+++ MATERIALS PROVIDED
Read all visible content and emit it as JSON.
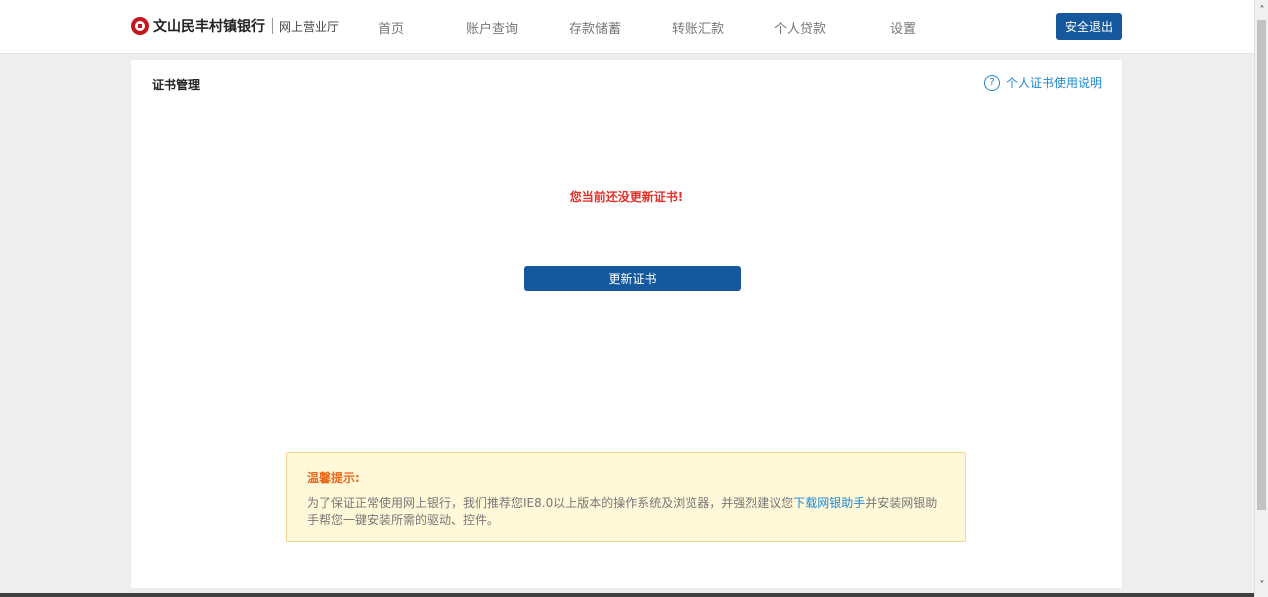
{
  "header": {
    "brand_name": "文山民丰村镇银行",
    "brand_sub": "网上营业厅",
    "nav": [
      {
        "label": "首页"
      },
      {
        "label": "账户查询"
      },
      {
        "label": "存款储蓄"
      },
      {
        "label": "转账汇款"
      },
      {
        "label": "个人贷款"
      },
      {
        "label": "设置"
      }
    ],
    "logout_label": "安全退出"
  },
  "panel": {
    "title": "证书管理",
    "help_label": "个人证书使用说明",
    "help_icon_glyph": "?",
    "warning": "您当前还没更新证书!",
    "update_button_label": "更新证书"
  },
  "tips": {
    "title": "温馨提示:",
    "text_before": "为了保证正常使用网上银行，我们推荐您IE8.0以上版本的操作系统及浏览器，并强烈建议您",
    "link": "下载网银助手",
    "text_after": "并安装网银助手帮您一键安装所需的驱动、控件。"
  },
  "colors": {
    "primary": "#15589e",
    "warning_text": "#e2322b",
    "tips_title": "#ea6a1c",
    "link": "#1e88d6",
    "tips_bg": "#fff8d9"
  }
}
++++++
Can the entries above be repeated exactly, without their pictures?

### SOLUTION TO THIS EXERCISE
Read all visible content and emit it as JSON.
{
  "header": {
    "brand_name": "文山民丰村镇银行",
    "brand_sub": "网上营业厅",
    "nav": [
      {
        "label": "首页"
      },
      {
        "label": "账户查询"
      },
      {
        "label": "存款储蓄"
      },
      {
        "label": "转账汇款"
      },
      {
        "label": "个人贷款"
      },
      {
        "label": "设置"
      }
    ],
    "logout_label": "安全退出"
  },
  "panel": {
    "title": "证书管理",
    "help_label": "个人证书使用说明",
    "help_icon_glyph": "?",
    "warning": "您当前还没更新证书!",
    "update_button_label": "更新证书"
  },
  "tips": {
    "title": "温馨提示:",
    "text_before": "为了保证正常使用网上银行，我们推荐您IE8.0以上版本的操作系统及浏览器，并强烈建议您",
    "link": "下载网银助手",
    "text_after": "并安装网银助手帮您一键安装所需的驱动、控件。"
  },
  "colors": {
    "primary": "#15589e",
    "warning_text": "#e2322b",
    "tips_title": "#ea6a1c",
    "link": "#1e88d6",
    "tips_bg": "#fff8d9"
  }
}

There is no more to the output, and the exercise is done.